So, every day, I carry outside:
a tote of garden tools
my garden plan, sketched in pencil on graph paper
the book, Carrots Love Tomatoes, on companion planting, which I use to plot out my planting arrangement, but also refer to when I’m squeezing something in
my full-body, hooded, polyester net, hotter-than-hell-but-effective anti-insect suit, for when mosquito repellent is not enough
And I give it my best. And every evening, I carry it all back inside.
It’s coming along. I have planted thirteen tomato plants, all generous gifts from family and friends, and sixteen basil plants started by my cousin Bob. I have double-dug, spaded and raked nine garden beds, each roughly 36″ wide and twelve feet long.
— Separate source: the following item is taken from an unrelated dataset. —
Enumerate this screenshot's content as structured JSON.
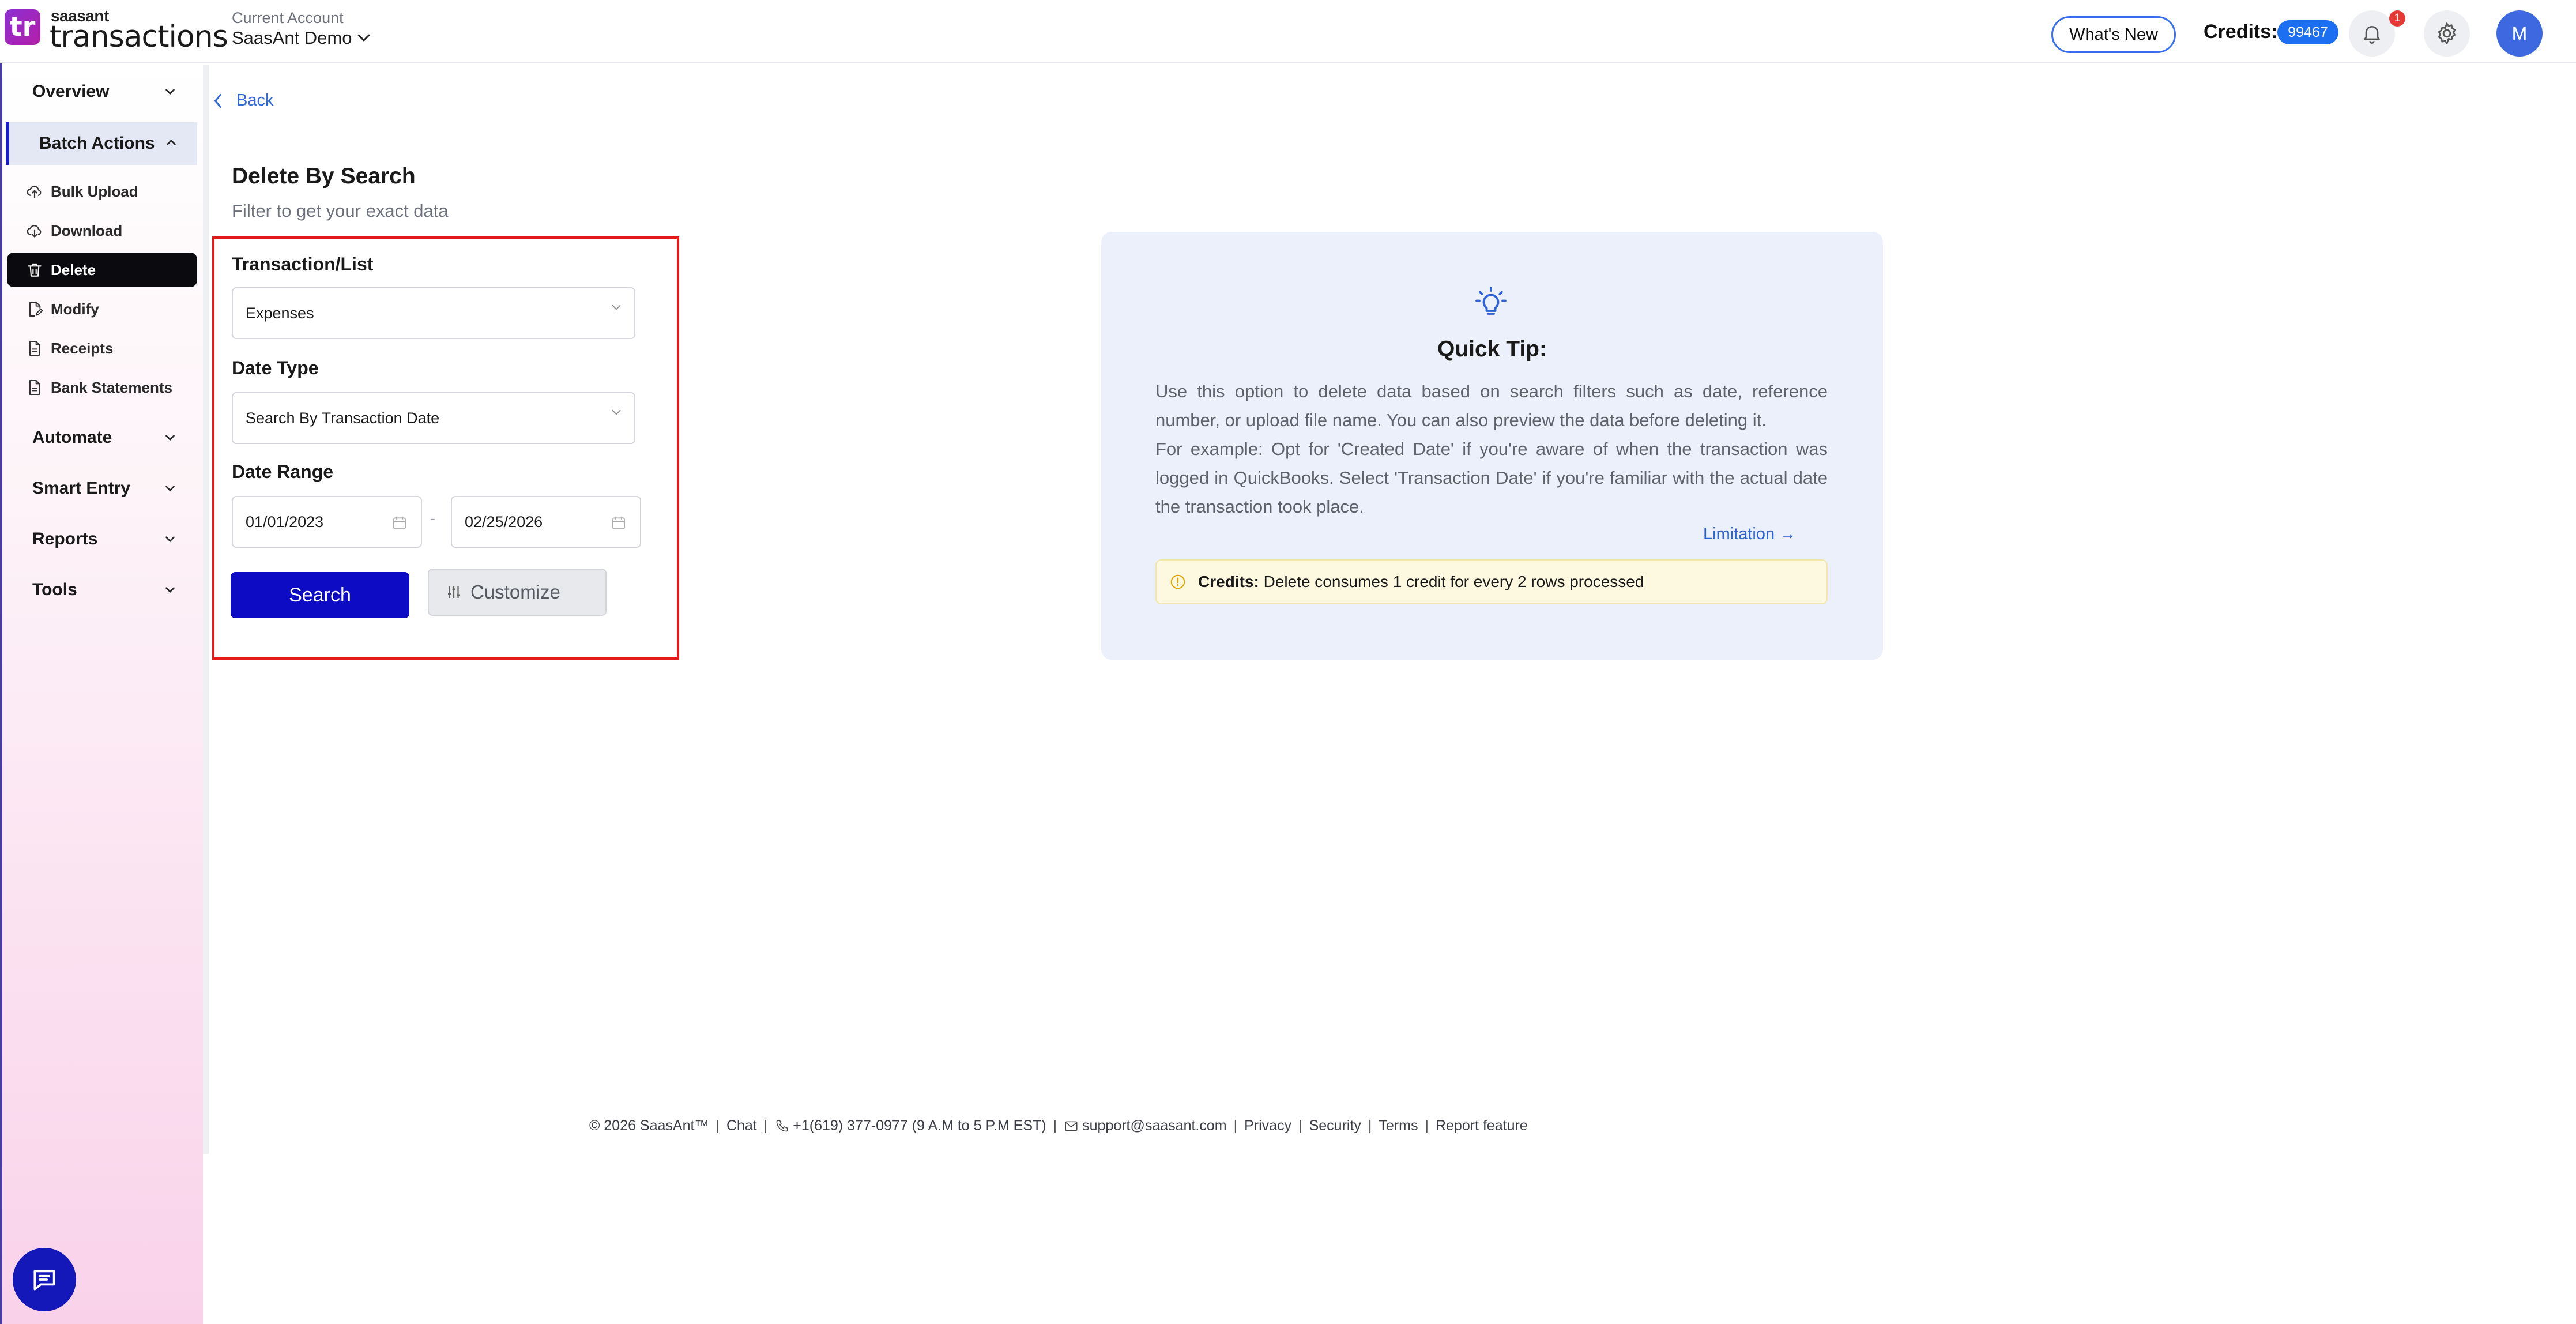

I’ve planted peas, bush beans, summer squash, winter squash, and cucumbers.
Yesterday, on my afternoon walk with the dogs, I gathered long branches that had fallen over the winter, and carried them home. Today, I’ll use them to make my pole bean tepees, and plant those seeds around the perimeter. Because I have run out of space, I’ll plant Swiss chard around and inside of those tepees, and hope for the best. The kale seeds are going in the asparagus bed, along the north wall of the garden, and the salad greens will be planted in my last canvas tub. That’s it! Finally, the garden will be done!